  • Analyze a variety of pre-calculated financial metrics
  • Access beautifully interactive analysis and comparison tools
  • Compare nonprofit financials to similar organizations

Want to see how you can enhance your nonprofit research and unlock more insights? Learn More about GuideStar Pro.

SCRAP Creative Reuse

Board of directors
as of 1/26/2022
SOURCE: Self-reported by organization
Board chair

Tibora Girczyc-Blum

Karen Rivenburg

Retired, Corporate Finance

Melissa Morris

Senior Project Manager

Sharon Robinson

Artist

Tibora Girczyc-Blum

Cypress Grove, Event Manager

Shifrah Nenner

Retired, Software Engineer

Alison Backus

Digital marketing and online sales

Rachel Kassman

Grant writing

Tai Calandriello

Operations, Marketing and Communication

Rhiannon Orizaga

Board leadership practices

SOURCE: Self-reported by organization

GuideStar worked with BoardSource, the national leader in nonprofit board leadership and governance, to create this section.
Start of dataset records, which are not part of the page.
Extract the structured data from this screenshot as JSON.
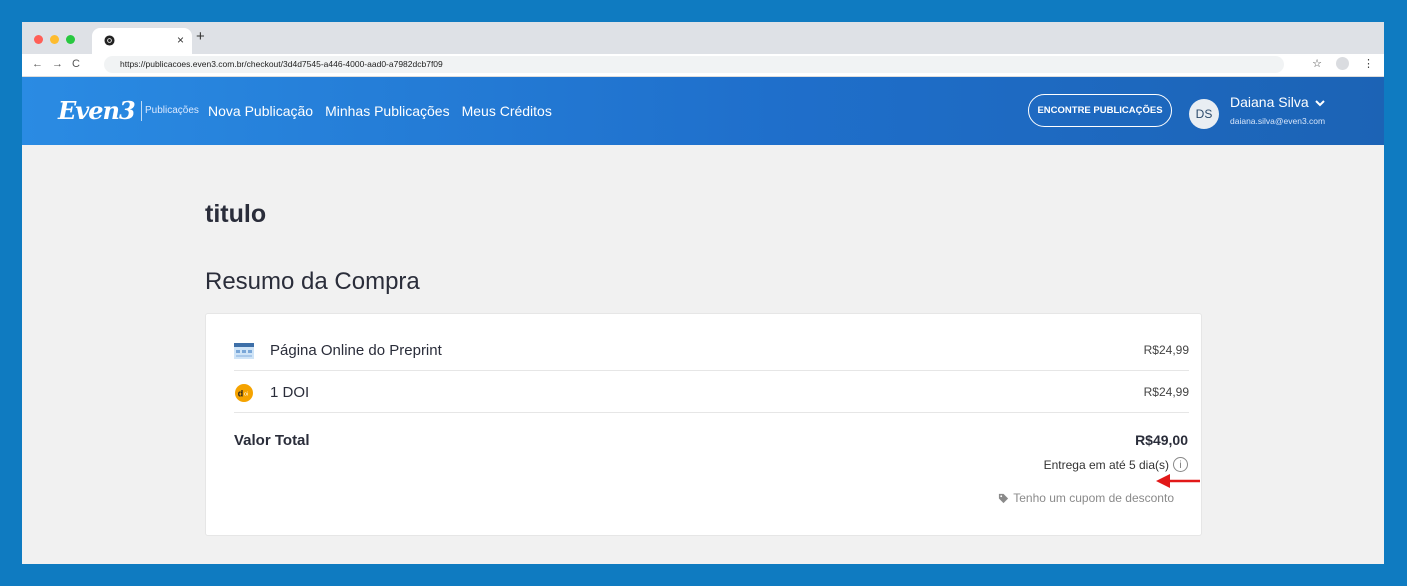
{
  "browser": {
    "url": "https://publicacoes.even3.com.br/checkout/3d4d7545-a446-4000-aad0-a7982dcb7f09",
    "tab_close": "×",
    "new_tab": "+"
  },
  "header": {
    "logo": "Even3",
    "logo_sub": "Publicações",
    "nav": [
      "Nova Publicação",
      "Minhas Publicações",
      "Meus Créditos"
    ],
    "find_button": "ENCONTRE PUBLICAÇÕES",
    "user": {
      "initials": "DS",
      "name": "Daiana Silva",
      "email": "daiana.silva@even3.com"
    }
  },
  "page": {
    "title": "titulo",
    "subtitle": "Resumo da Compra"
  },
  "order": {
    "items": [
      {
        "label": "Página Online do Preprint",
        "price": "R$24,99",
        "icon": "webpage-icon"
      },
      {
        "label": "1 DOI",
        "price": "R$24,99",
        "icon": "doi-icon"
      }
    ],
    "total_label": "Valor Total",
    "total_value": "R$49,00",
    "delivery": "Entrega em até 5 dia(s)",
    "coupon": "Tenho um cupom de desconto"
  },
  "colors": {
    "background": "#0f7bc1",
    "header_start": "#2a8be3",
    "header_end": "#1c63b5",
    "doi_badge": "#f5a300",
    "annotation_arrow": "#e21818"
  }
}
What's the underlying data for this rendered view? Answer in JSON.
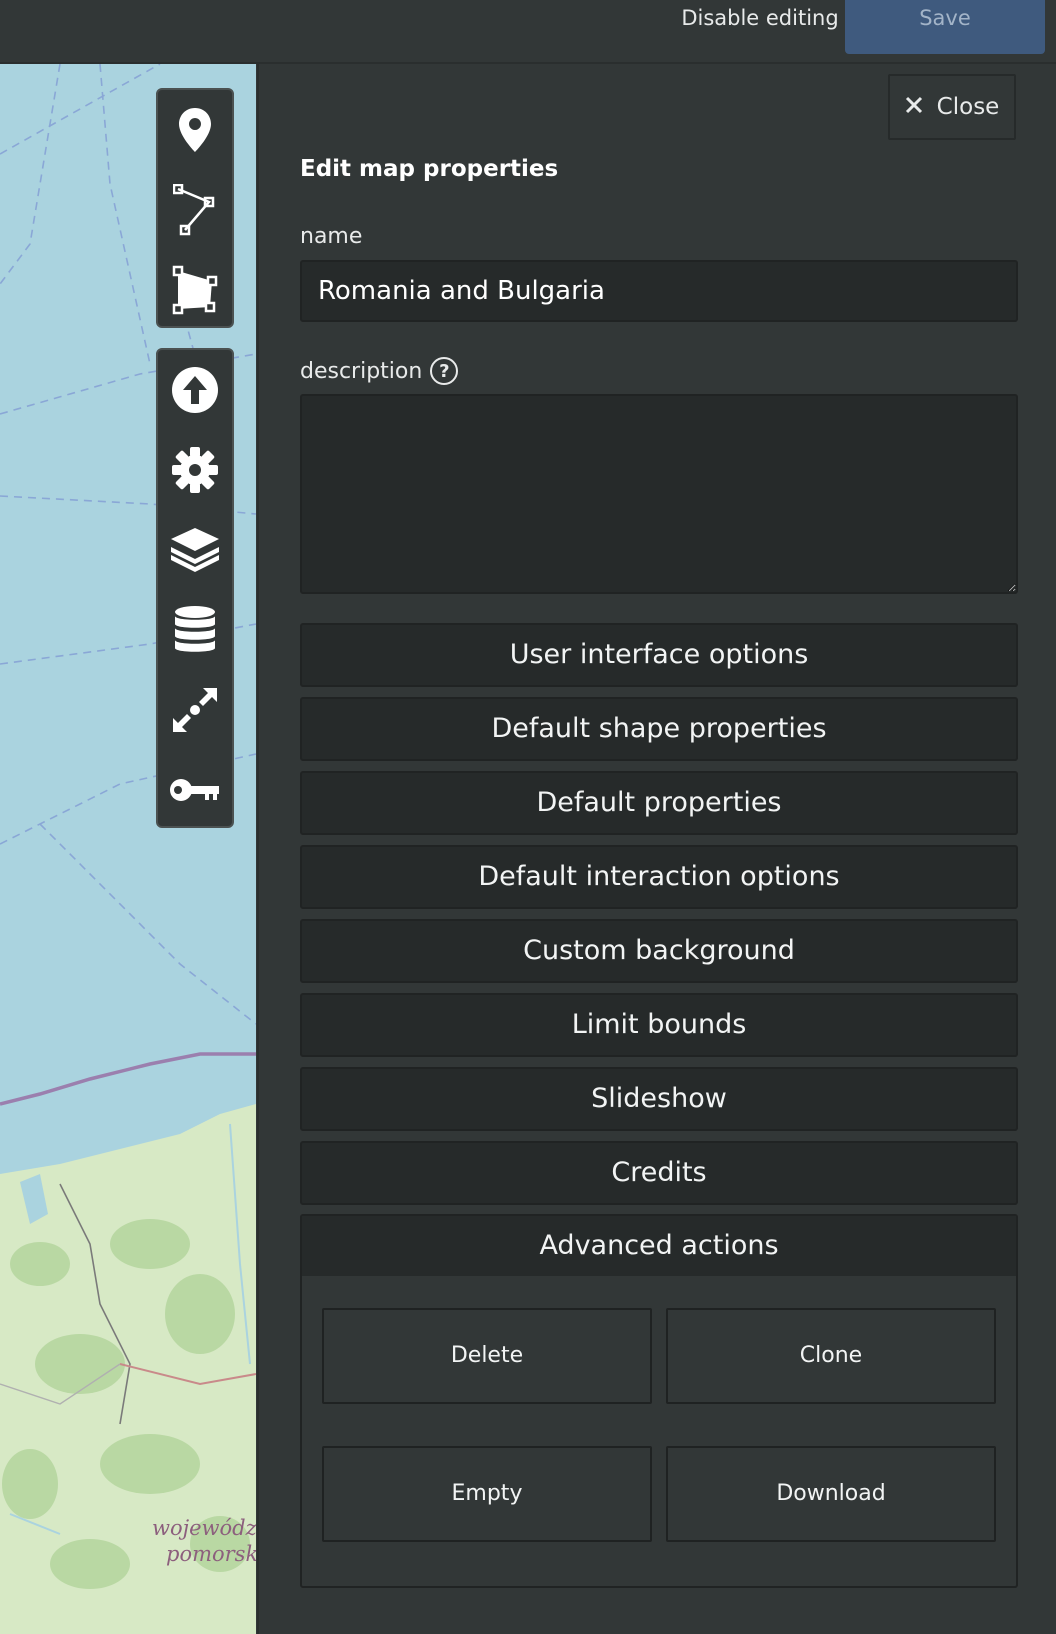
{
  "topbar": {
    "disable_editing_label": "Disable editing",
    "save_label": "Save"
  },
  "map": {
    "labels": [
      "województwo",
      "pomorskie"
    ]
  },
  "toolbar_draw": {
    "items": [
      {
        "icon": "marker-icon"
      },
      {
        "icon": "polyline-icon"
      },
      {
        "icon": "polygon-icon"
      }
    ]
  },
  "toolbar_settings": {
    "items": [
      {
        "icon": "upload-icon"
      },
      {
        "icon": "gear-icon"
      },
      {
        "icon": "layers-icon"
      },
      {
        "icon": "database-icon"
      },
      {
        "icon": "center-icon"
      },
      {
        "icon": "key-icon"
      }
    ]
  },
  "panel": {
    "close_label": "Close",
    "title": "Edit map properties",
    "name_label": "name",
    "name_value": "Romania and Bulgaria",
    "description_label": "description",
    "help_glyph": "?",
    "sections": [
      "User interface options",
      "Default shape properties",
      "Default properties",
      "Default interaction options",
      "Custom background",
      "Limit bounds",
      "Slideshow",
      "Credits"
    ],
    "advanced": {
      "label": "Advanced actions",
      "buttons": [
        "Delete",
        "Clone",
        "Empty",
        "Download"
      ]
    }
  },
  "colors": {
    "panel_bg": "#323737",
    "field_bg": "#262a2a",
    "save_bg": "#3f5a7e",
    "sea": "#aad3df",
    "land": "#d7e9c5"
  }
}
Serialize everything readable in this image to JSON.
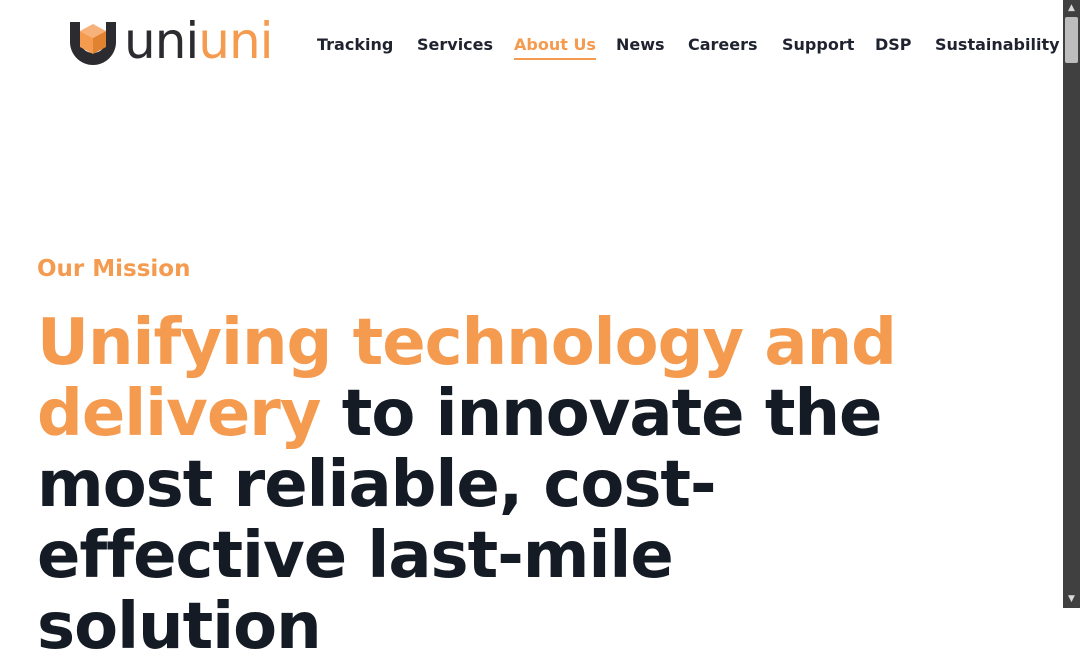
{
  "logo": {
    "part1": "uni",
    "part2": "uni",
    "icon": "cube-shield-icon"
  },
  "nav": {
    "items": [
      {
        "label": "Tracking",
        "active": false
      },
      {
        "label": "Services",
        "active": false
      },
      {
        "label": "About Us",
        "active": true
      },
      {
        "label": "News",
        "active": false
      },
      {
        "label": "Careers",
        "active": false
      },
      {
        "label": "Support",
        "active": false
      },
      {
        "label": "DSP",
        "active": false
      },
      {
        "label": "Sustainability",
        "active": false
      }
    ]
  },
  "hero": {
    "eyebrow": "Our Mission",
    "headline_accent": "Unifying technology and delivery",
    "headline_rest": " to innovate the most reliable, cost-effective last-mile solution"
  },
  "colors": {
    "accent": "#f59b4f",
    "text_dark": "#151b24",
    "scrollbar": "#404040"
  },
  "scrollbar": {
    "up_icon": "scroll-up-arrow-icon",
    "down_icon": "scroll-down-arrow-icon"
  }
}
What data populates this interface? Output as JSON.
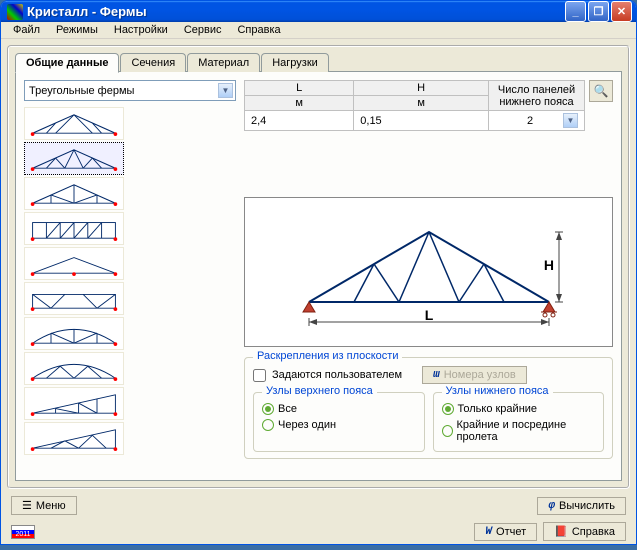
{
  "title": "Кристалл - Фермы",
  "menu": {
    "file": "Файл",
    "modes": "Режимы",
    "settings": "Настройки",
    "service": "Сервис",
    "help": "Справка"
  },
  "tabs": {
    "general": "Общие данные",
    "sections": "Сечения",
    "material": "Материал",
    "loads": "Нагрузки"
  },
  "combo": {
    "value": "Треугольные фермы"
  },
  "table": {
    "L": "L",
    "H": "H",
    "m": "м",
    "panels": "Число панелей нижнего пояса",
    "Lval": "2,4",
    "Hval": "0,15",
    "panelsval": "2"
  },
  "preview": {
    "L": "L",
    "H": "H"
  },
  "group": {
    "bracing": "Раскрепления из плоскости",
    "userdef": "Задаются пользователем",
    "nodenum": "Номера узлов",
    "upper": "Узлы верхнего пояса",
    "lower": "Узлы нижнего пояса",
    "all": "Все",
    "every2": "Через один",
    "endsonly": "Только крайние",
    "endsmid": "Крайние и посредине пролета"
  },
  "bottom": {
    "menu": "Меню",
    "calc": "Вычислить",
    "report": "Отчет",
    "help": "Справка",
    "year": "2011"
  }
}
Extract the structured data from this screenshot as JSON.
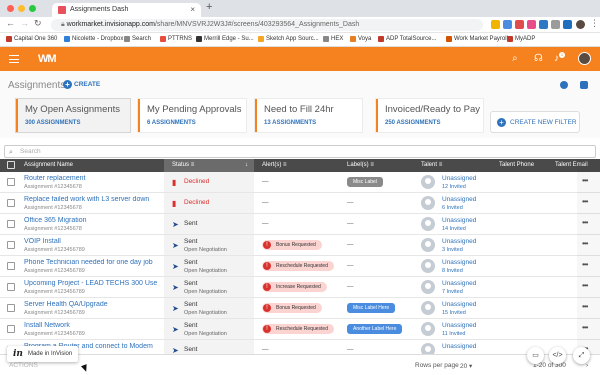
{
  "browser": {
    "tab_title": "Assignments Dash",
    "url_host": "workmarket.invisionapp.com",
    "url_path": "/share/MNVSVRJ2W3J#/screens/403293564_Assignments_Dash",
    "bookmarks": [
      "Capital One 360",
      "Nicolette - Dropbox",
      "Search",
      "PTTRNS",
      "Merrill Edge - Su...",
      "Sketch App Sourc...",
      "HEX",
      "Voya",
      "ADP TotalSource...",
      "Work Market Payroll",
      "MyADP"
    ]
  },
  "appbar": {
    "logo": "WM",
    "notification_count": "1"
  },
  "page": {
    "title": "Assignments",
    "create_label": "CREATE"
  },
  "cards": [
    {
      "title": "My Open Assignments",
      "sub": "300 ASSIGNMENTS"
    },
    {
      "title": "My Pending Approvals",
      "sub": "6 ASSIGNMENTS"
    },
    {
      "title": "Need to Fill 24hr",
      "sub": "13 ASSIGNMENTS"
    },
    {
      "title": "Invoiced/Ready to Pay",
      "sub": "250 ASSIGNMENTS"
    }
  ],
  "create_filter_label": "CREATE NEW FILTER",
  "search_placeholder": "Search",
  "columns": {
    "name": "Assignment Name",
    "status": "Status",
    "alerts": "Alert(s)",
    "labels": "Label(s)",
    "talent": "Talent",
    "phone": "Talent Phone",
    "email": "Talent Email"
  },
  "rows": [
    {
      "name": "Router replacement",
      "id": "Assignment #12345678",
      "status": "Declined",
      "status_sub": "",
      "alert": "—",
      "label": "Misc Label",
      "talent": "Unassigned",
      "invited": "12 Invited"
    },
    {
      "name": "Replace failed work with L3 server down",
      "id": "Assignment #12345678",
      "status": "Declined",
      "status_sub": "",
      "alert": "—",
      "label": "—",
      "talent": "Unassigned",
      "invited": "6 Invited"
    },
    {
      "name": "Office 365 Migration",
      "id": "Assignment #12345678",
      "status": "Sent",
      "status_sub": "",
      "alert": "—",
      "label": "—",
      "talent": "Unassigned",
      "invited": "14 Invited"
    },
    {
      "name": "VOIP Install",
      "id": "Assignment #123456789",
      "status": "Sent",
      "status_sub": "Open Negotiation",
      "alert": "Bonus Requested",
      "label": "—",
      "talent": "Unassigned",
      "invited": "3 Invited"
    },
    {
      "name": "Phone Technician needed for one day job",
      "id": "Assignment #123456789",
      "status": "Sent",
      "status_sub": "Open Negotiation",
      "alert": "Reschedule Requested",
      "label": "—",
      "talent": "Unassigned",
      "invited": "8 Invited"
    },
    {
      "name": "Upcoming Project - LEAD TECHS 300 Use Desk...",
      "id": "Assignment #123456789",
      "status": "Sent",
      "status_sub": "Open Negotiation",
      "alert": "Increase Requested",
      "label": "—",
      "talent": "Unassigned",
      "invited": "7 Invited"
    },
    {
      "name": "Server Health QA/Upgrade",
      "id": "Assignment #123456789",
      "status": "Sent",
      "status_sub": "Open Negotiation",
      "alert": "Bonus Requested",
      "label": "Misc Label Here",
      "talent": "Unassigned",
      "invited": "15 Invited"
    },
    {
      "name": "Install Network",
      "id": "Assignment #123456789",
      "status": "Sent",
      "status_sub": "Open Negotiation",
      "alert": "Reschedule Requested",
      "label": "Another Label Here",
      "talent": "Unassigned",
      "invited": "11 Invited"
    },
    {
      "name": "Program a Router and connect to Modem",
      "id": "",
      "status": "Sent",
      "status_sub": "",
      "alert": "—",
      "label": "—",
      "talent": "Unassigned",
      "invited": ""
    }
  ],
  "footer": {
    "actions": "ACTIONS",
    "rows_per_page_label": "Rows per page",
    "rows_per_page": "20",
    "range": "1-20 of 300"
  },
  "invision_badge": {
    "mark": "in",
    "text": "Made in InVision"
  },
  "colors": {
    "accent": "#f5821f",
    "link": "#2e72bb",
    "declined": "#d9322e",
    "alert_bg": "#fbd4d2"
  }
}
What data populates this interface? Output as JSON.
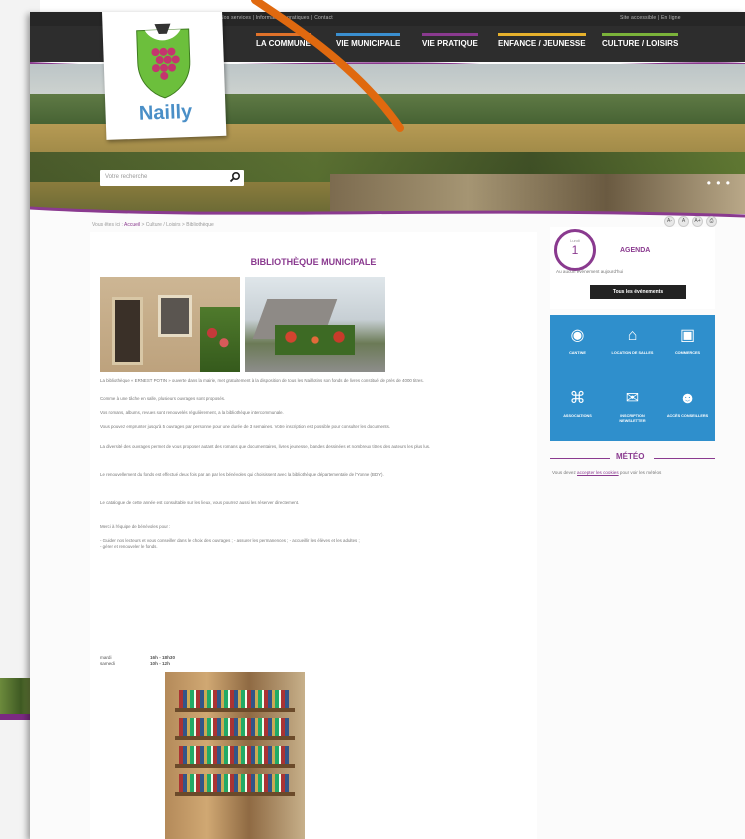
{
  "site": {
    "name": "Nailly",
    "utility_links": "Nos services | Informations pratiques | Contact",
    "utility_right": "Site accessible | En ligne"
  },
  "nav": {
    "items": [
      {
        "label": "LA COMMUNE",
        "color": "#e0722a"
      },
      {
        "label": "VIE MUNICIPALE",
        "color": "#3a8fd0"
      },
      {
        "label": "VIE PRATIQUE",
        "color": "#8a3a8f"
      },
      {
        "label": "ENFANCE / JEUNESSE",
        "color": "#e6b12c"
      },
      {
        "label": "CULTURE / LOISIRS",
        "color": "#7bb33a"
      }
    ]
  },
  "search": {
    "placeholder": "Votre recherche"
  },
  "breadcrumb": {
    "prefix": "Vous êtes ici :",
    "home": "Accueil",
    "path": "> Culture / Loisirs > Bibliothèque"
  },
  "page": {
    "title": "BIBLIOTHÈQUE MUNICIPALE",
    "p1": "La bibliothèque « ERNEST POTIN » ouverte dans la mairie, met gratuitement à la disposition de tous les Naillotins son fonds de livres constitué de près de 4000 titres.",
    "p2": "Comme à une tâche en salle, plusieurs ouvrages sont proposés.",
    "p3": "Vos romans, albums, revues sont renouvelés régulièrement, a la bibliothèque intercommunale.",
    "p4": "Vous pouvez emprunter jusqu'à 5 ouvrages par personne pour une durée de 3 semaines. Votre inscription est possible pour consulter les documents.",
    "p5": "La diversité des ouvrages permet de vous proposer autant des romans que documentaires, livres jeunesse, bandes dessinées et nombreux titres des auteurs les plus lus.",
    "p6": "Le renouvellement du fonds est effectué deux fois par an par les bénévoles qui choisissent avec la bibliothèque départementale de l'Yonne (BDY).",
    "p7": "Le catalogue de cette année est consultable sur les lieux, vous pourrez aussi les réserver directement.",
    "p8": "Merci à l'équipe de bénévoles pour :",
    "p9": "- Guider nos lecteurs et vous conseiller dans le choix des ouvrages ; - assurer les permanences ; - accueillir les élèves et les adultes ; - gérer et renouveler le fonds.",
    "hours": [
      {
        "day": "mardi",
        "time": "16h - 18h30"
      },
      {
        "day": "samedi",
        "time": "10h - 12h"
      }
    ]
  },
  "agenda": {
    "month": "Lundi",
    "day": "1",
    "title": "AGENDA",
    "text": "Au aucun événement aujourd'hui",
    "button": "Tous les événements"
  },
  "quicklinks": [
    {
      "icon": "plate-icon",
      "glyph": "◉",
      "label": "CANTINE"
    },
    {
      "icon": "house-icon",
      "glyph": "⌂",
      "label": "LOCATION DE SALLES"
    },
    {
      "icon": "bag-icon",
      "glyph": "▣",
      "label": "COMMERCES"
    },
    {
      "icon": "network-icon",
      "glyph": "⌘",
      "label": "ASSOCIATIONS"
    },
    {
      "icon": "envelope-icon",
      "glyph": "✉",
      "label": "INSCRIPTION NEWSLETTER"
    },
    {
      "icon": "people-icon",
      "glyph": "☻",
      "label": "ACCÈS CONSEILLERS"
    }
  ],
  "meteo": {
    "title": "MÉTÉO",
    "text": "Vous devez ",
    "link": "accepter les cookies",
    "suffix": " pour voir les météos"
  }
}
  • Board orientation and education
    Does the board conduct a formal orientation for new board members and require all board members to sign a written agreement regarding their roles, responsibilities, and expectations? Yes
  • CEO oversight
    Has the board conducted a formal, written assessment of the chief executive within the past year ? No
  • Ethics and transparency
    Have the board and senior staff reviewed the conflict-of-interest policy and completed and signed disclosure statements in the past year? No
  • Board composition
    Does the board ensure an inclusive board member recruitment process that results in diversity of thought and leadership? Yes
  • Board performance
    Has the board conducted a formal, written self-assessment of its performance within the past three years? Yes

Organizational demographics

SOURCE: Self-reported; last updated 01/20/2022

Who works and leads organizations that serve our diverse communities? GuideStar partnered on this section with CHANGE Philanthropy and Equity in the Center.

Leadership

The organization's leader identifies as:

Race & ethnicity
Eastern European/Jewish
Gender identity
Female, Not transgender (cisgender)
Sexual orientation
Heterosexual or Straight
Disability status
Person without a disability

The organization's co-leader identifies as:

Race & ethnicity
White/Caucasian/European
Gender identity
Female, Not transgender (cisgender)
Sexual orientation
Heterosexual or Straight
Disability status
Person without a disability

Race & ethnicity

Gender identity

 

Sexual orientation

Disability

Equity strategies

Last updated: 01/26/2022

GuideStar partnered with Equity in the Center - an organization that works to shift mindsets, practices, and systems to increase racial equity - to create this section. Learn more

Data
  • We review compensation data across the organization (and by staff levels) to identify disparities by race.
  • We ask team members to identify racial disparities in their programs and / or portfolios.
  • We disaggregate data to adjust programming goals to keep pace with changing needs of the communities we support.
Policies and processes
  • We have a promotion process that anticipates and mitigates implicit and explicit biases about people of color serving in leadership positions.
  • We seek individuals from various race backgrounds for board and executive director/CEO positions within our organization.
  • We have community representation at the board level, either on the board itself or through a community advisory board.
  • We engage everyone, from the board to staff levels of the organization, in race equity work and ensure that individuals understand their roles in creating culture such that one’s race identity has no influence on how they fare within the organization.